We talk to Michael Fassbender about the legendary author's first screenplay, ''The Counselor''
Since early in his writing career, Cormac McCarthy has often been compared to that towering figure of Southern literature, William Faulkner. And like Faulkner, who moved to Hollywood in the 1930s to drink with director Howard Hawks and put words into the mouth of Humphrey Bogart, the 80-year-old McCarthy has finally written his first produced screenplay. The Counselor (out Oct. 25) stars Michael Fassbender as an avaricious lawyer who becomes involved with some very unsavory characters and finds himself drowning in a world of drug running, criminal enterprise, and murder. ”I don’t think he’s that innocent,” says Fassbender. ”He’s a product of our times. He wants all the nice toys and the nice accessories, and by being a counselor he gets to see people with a lot of wealth. It’s the perfect environment for temptation, and he gets tempted, crossing into another realm of the law than the one he’s used to.”

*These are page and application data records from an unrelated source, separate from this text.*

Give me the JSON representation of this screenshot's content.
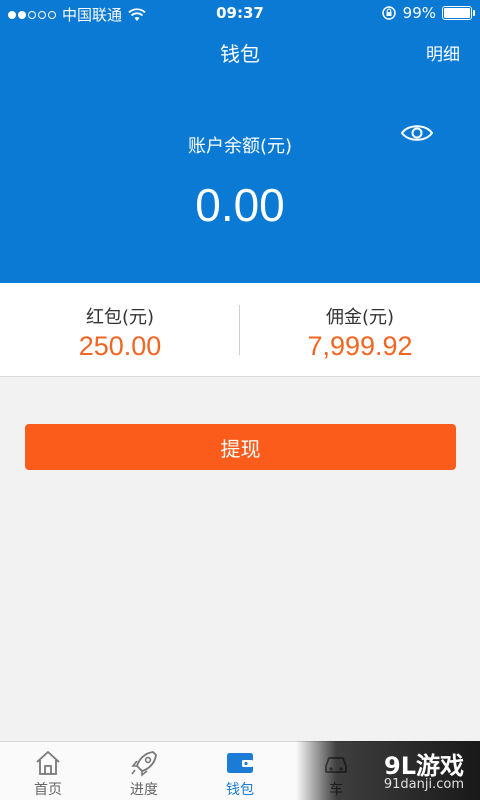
{
  "status_bar": {
    "carrier": "中国联通",
    "time": "09:37",
    "battery": "99%",
    "battery_level": 0.99,
    "signal_dots_filled": 2,
    "signal_dots_total": 5
  },
  "nav": {
    "title": "钱包",
    "action_label": "明细"
  },
  "balance": {
    "label": "账户余额(元)",
    "value": "0.00",
    "visibility_icon": "eye-icon"
  },
  "stats": [
    {
      "label": "红包(元)",
      "value": "250.00"
    },
    {
      "label": "佣金(元)",
      "value": "7,999.92"
    }
  ],
  "actions": {
    "withdraw_label": "提现"
  },
  "tabbar": {
    "items": [
      {
        "label": "首页",
        "icon": "home-icon",
        "active": false
      },
      {
        "label": "进度",
        "icon": "rocket-icon",
        "active": false
      },
      {
        "label": "钱包",
        "icon": "wallet-icon",
        "active": true
      },
      {
        "label": "车",
        "icon": "car-icon",
        "active": false
      }
    ]
  },
  "watermark": {
    "logo": "9L游戏",
    "url": "91danji.com"
  },
  "colors": {
    "header_blue": "#0a7ad4",
    "accent_orange": "#f26522",
    "button_orange": "#fb5b1b",
    "tab_active": "#1a7cd6"
  }
}
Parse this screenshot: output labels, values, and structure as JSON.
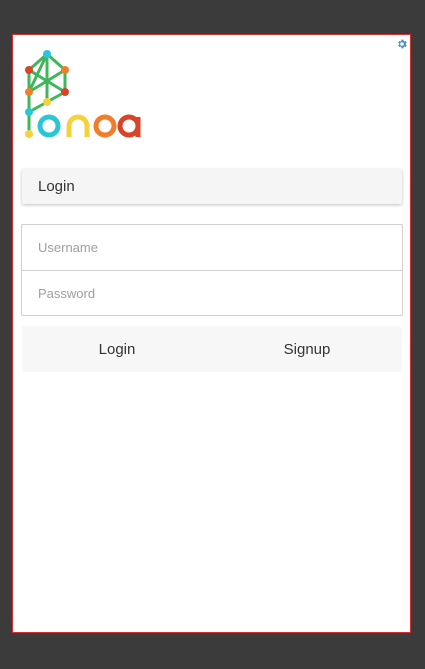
{
  "app": {
    "logo_text": "Fonoa",
    "settings_icon": "gear-icon"
  },
  "login_header": {
    "title": "Login"
  },
  "form": {
    "username_placeholder": "Username",
    "password_placeholder": "Password",
    "username_value": "",
    "password_value": ""
  },
  "actions": {
    "login_label": "Login",
    "signup_label": "Signup"
  },
  "colors": {
    "background": "#3b3b3b",
    "panel_border": "#d32f2f",
    "gear": "#4a90c8",
    "logo_yellow": "#f4d23c",
    "logo_cyan": "#29c6d8",
    "logo_orange": "#ef7d2a",
    "logo_red": "#d8432a",
    "logo_green": "#3fb65a"
  }
}
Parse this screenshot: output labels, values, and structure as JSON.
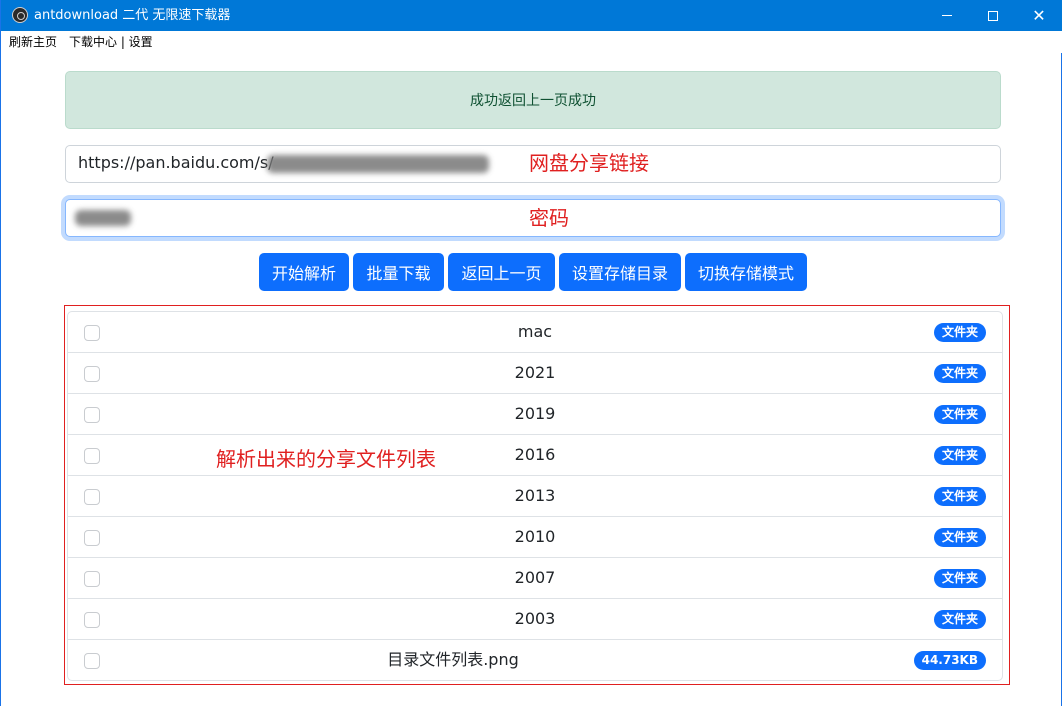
{
  "window": {
    "title": "antdownload 二代 无限速下载器",
    "close_glyph": "✕"
  },
  "menu": {
    "items": [
      "刷新主页",
      "下载中心 | 设置"
    ]
  },
  "alert": {
    "message": "成功返回上一页成功"
  },
  "share_url": {
    "value_visible": "https://pan.baidu.com/s/",
    "annotation": "网盘分享链接"
  },
  "password": {
    "annotation": "密码"
  },
  "buttons": [
    "开始解析",
    "批量下载",
    "返回上一页",
    "设置存储目录",
    "切换存储模式"
  ],
  "file_list": {
    "annotation": "解析出来的分享文件列表",
    "rows": [
      {
        "name": "mac",
        "badge": "文件夹"
      },
      {
        "name": "2021",
        "badge": "文件夹"
      },
      {
        "name": "2019",
        "badge": "文件夹"
      },
      {
        "name": "2016",
        "badge": "文件夹"
      },
      {
        "name": "2013",
        "badge": "文件夹"
      },
      {
        "name": "2010",
        "badge": "文件夹"
      },
      {
        "name": "2007",
        "badge": "文件夹"
      },
      {
        "name": "2003",
        "badge": "文件夹"
      },
      {
        "name": "目录文件列表.png",
        "badge": "44.73KB"
      }
    ]
  },
  "colors": {
    "titlebar": "#0078d7",
    "primary": "#0d6efd",
    "alert_bg": "#d1e7dd",
    "annotation": "#e02020"
  },
  "icons": [
    "app-icon",
    "minimize-icon",
    "maximize-icon",
    "close-icon",
    "checkbox-icon"
  ]
}
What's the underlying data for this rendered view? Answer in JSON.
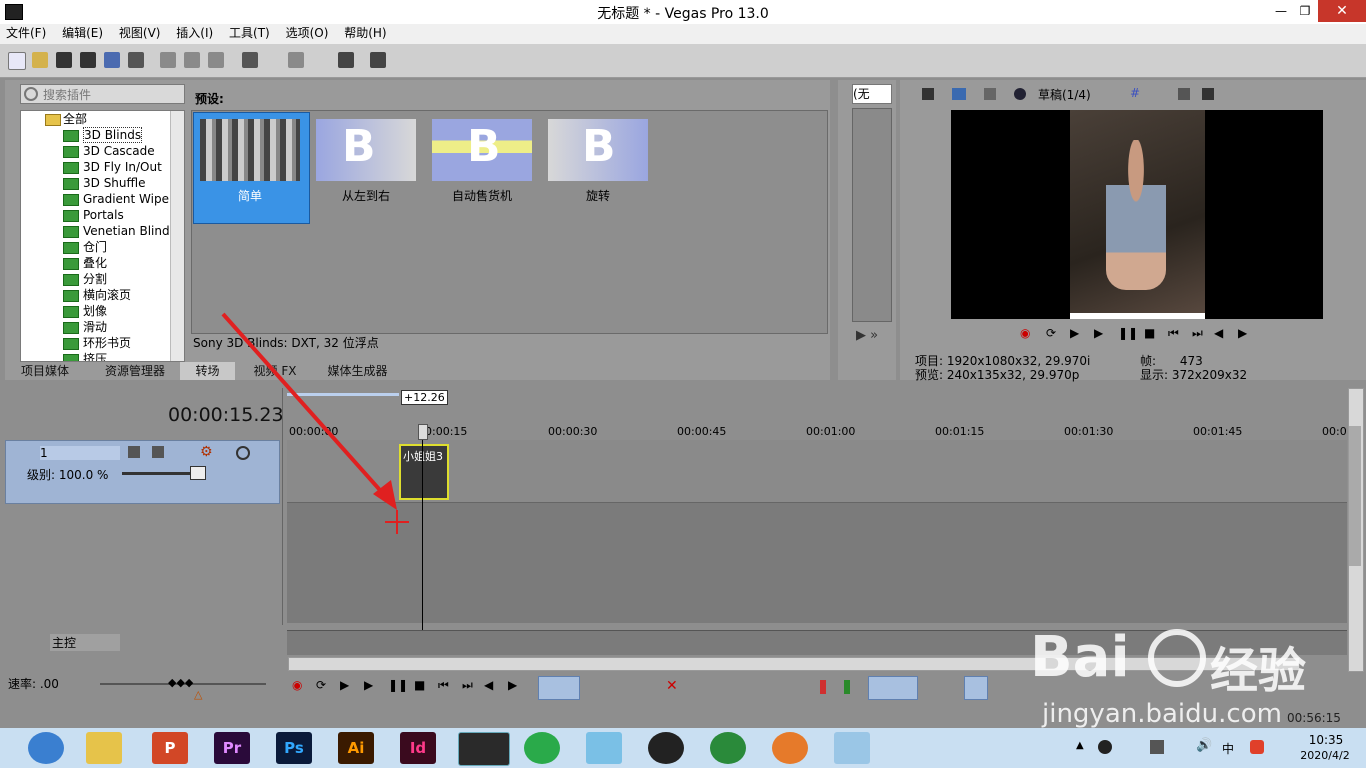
{
  "window": {
    "title": "无标题 * - Vegas Pro 13.0"
  },
  "menu": [
    "文件(F)",
    "编辑(E)",
    "视图(V)",
    "插入(I)",
    "工具(T)",
    "选项(O)",
    "帮助(H)"
  ],
  "plugins": {
    "search_placeholder": "搜索插件",
    "tree": [
      "全部",
      "3D Blinds",
      "3D Cascade",
      "3D Fly In/Out",
      "3D Shuffle",
      "Gradient Wipe",
      "Portals",
      "Venetian Blinds",
      "仓门",
      "叠化",
      "分割",
      "横向滚页",
      "划像",
      "滑动",
      "环形书页",
      "挤压"
    ],
    "presets_label": "预设:",
    "presets": [
      "简单",
      "从左到右",
      "自动售货机",
      "旋转"
    ],
    "status": "Sony 3D Blinds: DXT, 32 位浮点",
    "tabs": [
      "项目媒体",
      "资源管理器",
      "转场",
      "视频 FX",
      "媒体生成器"
    ]
  },
  "trimmer": {
    "dropdown": "(无"
  },
  "preview": {
    "quality": "草稿(1/4)",
    "project_label": "项目:",
    "project_value": "1920x1080x32, 29.970i",
    "preview_label": "预览:",
    "preview_value": "240x135x32, 29.970p",
    "frame_label": "帧:",
    "frame_value": "473",
    "display_label": "显示:",
    "display_value": "372x209x32"
  },
  "timeline": {
    "time": "00:00:15.23",
    "offset": "+12.26",
    "ruler": [
      "00:00:00",
      "00:00:15",
      "00:00:30",
      "00:00:45",
      "00:01:00",
      "00:01:15",
      "00:01:30",
      "00:01:45",
      "00:0"
    ],
    "track_number": "1",
    "level_label": "级别: 100.0 %",
    "clip_name": "小姐姐3",
    "master_label": "主控",
    "rate_label": "速率: .00",
    "end_time": "00:56:15"
  },
  "taskbar": {
    "apps": [
      "P",
      "Pr",
      "Ps",
      "Ai",
      "Id"
    ],
    "ime": "中",
    "clock_time": "10:35",
    "clock_date": "2020/4/2"
  },
  "watermark": {
    "brand": "Bai",
    "text": "经验",
    "url": "jingyan.baidu.com"
  },
  "colors": {
    "accent": "#3a93e6",
    "clip_border": "#dede2e",
    "arrow": "#e02020"
  }
}
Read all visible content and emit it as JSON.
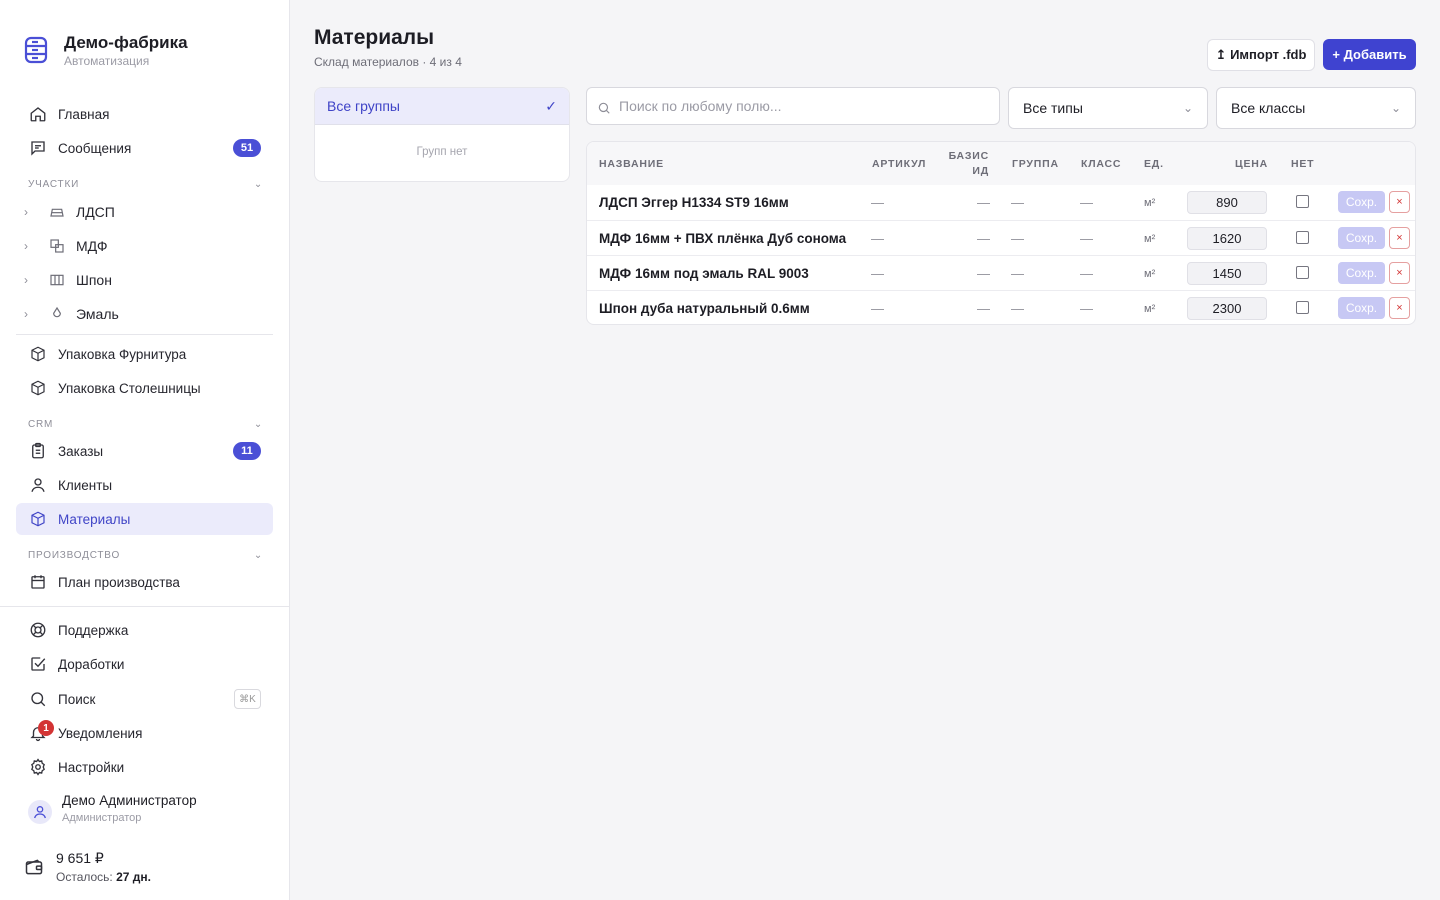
{
  "brand": {
    "name": "Демо-фабрика",
    "subtitle": "Автоматизация"
  },
  "nav": {
    "home": "Главная",
    "messages": "Сообщения",
    "messages_badge": "51",
    "section_areas": "Участки",
    "areas": [
      "ЛДСП",
      "МДФ",
      "Шпон",
      "Эмаль"
    ],
    "pack_fittings": "Упаковка Фурнитура",
    "pack_tops": "Упаковка Столешницы",
    "section_crm": "CRM",
    "orders": "Заказы",
    "orders_badge": "11",
    "clients": "Клиенты",
    "materials": "Материалы",
    "section_production": "Производство",
    "production_plan": "План производства",
    "support": "Поддержка",
    "improvements": "Доработки",
    "search": "Поиск",
    "search_shortcut": "⌘K",
    "notifications": "Уведомления",
    "notifications_badge": "1",
    "settings": "Настройки"
  },
  "user": {
    "name": "Демо Администратор",
    "role": "Администратор"
  },
  "wallet": {
    "amount": "9 651 ₽",
    "left_label": "Осталось:",
    "left_value": "27 дн."
  },
  "page": {
    "title": "Материалы",
    "subtitle": "Склад материалов · 4 из 4",
    "import_label": "↥ Импорт .fdb",
    "add_label": "+ Добавить"
  },
  "groups": {
    "all_label": "Все группы",
    "empty": "Групп нет"
  },
  "filters": {
    "search_placeholder": "Поиск по любому полю...",
    "types": "Все типы",
    "classes": "Все классы"
  },
  "table": {
    "headers": {
      "name": "Название",
      "sku": "Артикул",
      "basis_id": "Базис ИД",
      "group": "Группа",
      "class": "Класс",
      "unit": "Ед.",
      "price": "Цена",
      "none": "Нет"
    },
    "save_label": "Сохр.",
    "delete_label": "×",
    "dash": "—",
    "rows": [
      {
        "name": "ЛДСП Эггер H1334 ST9 16мм",
        "unit": "м²",
        "price": "890"
      },
      {
        "name": "МДФ 16мм + ПВХ плёнка Дуб сонома",
        "unit": "м²",
        "price": "1620"
      },
      {
        "name": "МДФ 16мм под эмаль RAL 9003",
        "unit": "м²",
        "price": "1450"
      },
      {
        "name": "Шпон дуба натуральный 0.6мм",
        "unit": "м²",
        "price": "2300"
      }
    ]
  },
  "colors": {
    "accent": "#3f43d0",
    "active_bg": "#ebebfb",
    "danger": "#d33434"
  }
}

Fassbender reteams with Prometheus director Ridley Scott, as well as Inglourious Basterds costar Brad Pitt, while Javier Bardem, Penélope Cruz, and Cameron Diaz round out the impressive cast. Like many of McCarthy’s novels, The Counselor takes place along the U.S.-Mexico border, and contains his trademark penchant for emotional brutality and grisly, sunbaked violence from which no character is ever truly safe. ”Once the wheels are set in motion, there’s very little one can do to stop them,” says Fassbender, who likens the script’s tone to the Coen brothers’ Oscar-winning adaptation of McCarthy’s novel No Country for Old Men. ”And certain people end up getting ground up.”